The album is one of deep-seated longing, regret and inner turmoil, set against a soulful, groove-inducing, forceful and at times heartbreaking soundtrack. ‘Delilah’ spans the spectrum of love: from heartache and desolation to unrestrained desire and sweet affection.
‘Devil In Me’ is the centerpiece of the album. A slower paced song compared to its’ predecessors, with a gentle acoustic guitar, gospel-infused backing vocals and soaring horns. The track tells the story of a Church infatuation, conducted by longing glances across the aisle.
“I know the Lord’s been good to me/ When I look at the Preacher’s daughter/ She’s my Delilah/ She brings me to my knees”
The album, when not filled with powerful horns and soulful backing vocals, takes the listener into the territory of soulful country, allowing the beautiful, image-laden lyrics to really shine. With lines like, “Sun peers through/ And flowers bloom/ It makes no difference to me”, from ‘Lying In Her Arms’, and “My heart can’t say goodbye/ Like the blue can’t leave the sky” from ‘Quit You’.
East has a gift for making you feel like you are the girl in the “cotton-red sundress/ sitting cross-legged/ bitchin ‘bout your ex” in ‘What A Woman Wants To Hear’ or that you are the one standing there on the lake edge watching the “sundress on a willow tree/moon’s on the water” on ‘Devil In Me’.
One moment, his vocals are gravelly, forceful and honey coated, and the next they are heartbreaking and subdued.

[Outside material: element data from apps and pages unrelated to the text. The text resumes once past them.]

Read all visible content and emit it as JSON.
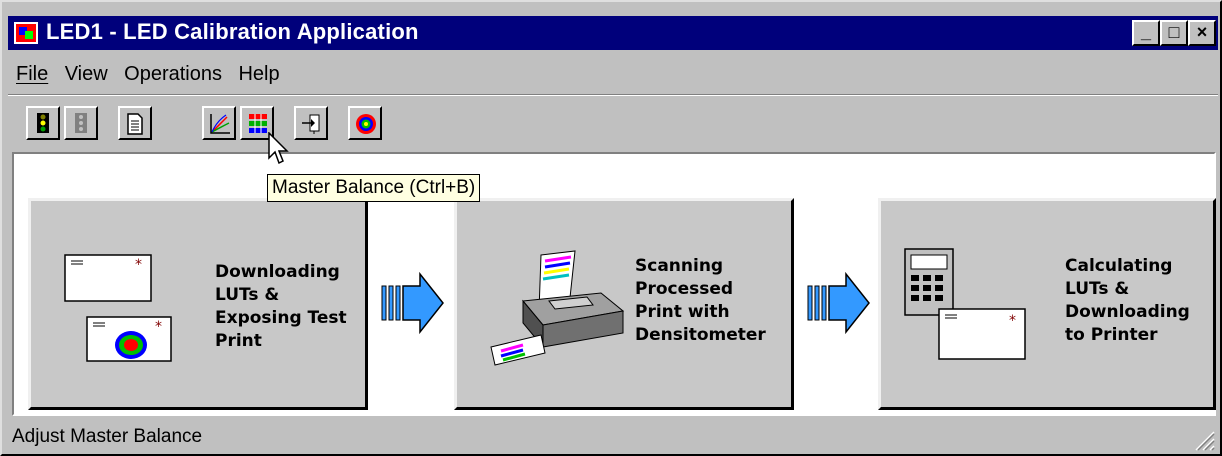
{
  "window": {
    "title": "LED1 - LED Calibration Application"
  },
  "titlebar_buttons": {
    "minimize": "_",
    "maximize": "□",
    "close": "×"
  },
  "menu": [
    "File",
    "View",
    "Operations",
    "Help"
  ],
  "toolbar": {
    "buttons": [
      {
        "name": "traffic-light-active-icon"
      },
      {
        "name": "traffic-light-inactive-icon"
      },
      {
        "name": "document-icon"
      },
      {
        "name": "curve-graph-icon"
      },
      {
        "name": "master-balance-icon"
      },
      {
        "name": "download-to-printer-icon"
      },
      {
        "name": "target-icon"
      }
    ],
    "tooltip": "Master Balance (Ctrl+B)"
  },
  "steps": [
    {
      "lines": [
        "Downloading",
        "LUTs &",
        "Exposing Test",
        "Print"
      ]
    },
    {
      "lines": [
        "Scanning",
        "Processed",
        "Print with",
        "Densitometer"
      ]
    },
    {
      "lines": [
        "Calculating",
        "LUTs &",
        "Downloading",
        "to Printer"
      ]
    }
  ],
  "status": {
    "text": "Adjust Master Balance"
  },
  "colors": {
    "title_bar": "#00007b",
    "tooltip_bg": "#ffffe1",
    "arrow_blue": "#3399ff"
  }
}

At times you get the feeling the words are even painful for him to utter. The closing lines on ‘Lying In Her Arms’ are evidence of this ache;
“You were the only one I holding/ And I was holding her close/ You were the only one I was thinking of/ Lying in her arms/ Throwing away our love/ Our love.”
‘What A Woman Wants To Hear’ is my personal favourite on the album. The lyrics are perfection; the mood and emotion captured by both the music and Anderson’s vocals are a match made in heaven. The song talks of what you think is initially a one night stand but as the lyrics progress, you wonder if it is just that or if it’s about holding onto that one moment in time, and not thinking about the next day, the next week, and so on.
Each track on ‘Delilah’ is one single blade of grass, one photograph, one moment lovingly crafted rather than an entire painting or life-story crammed into three and half minutes. Like any good storyteller, this is where East’s true gift lies, in creating a whole world in one song; making you really feel it but also leaving you wanting more.
“You can’t catch it in a picture”, East sings in ‘All I’ll Ever Need” is what this album is really about: giving the listener just enough of the details that you can see the story unraveling but leaving enough unsaid that your imagination can run free.
I feel the same about writing this; I just can’t capture all my love and admiration for this album, and Anderson East’s lyricism, vocals and soul in mere words. I can honestly say that ‘Delilah’ will definitely be playing in my record collection for years to come. Art and music is so subjective and personal, which what makes it so beautiful and divisive. Therefore, I understand why some who hear this album just won’t “get” my infatuation but I really do urge you all to just sit and listen to this beautifully soulful collection of stories.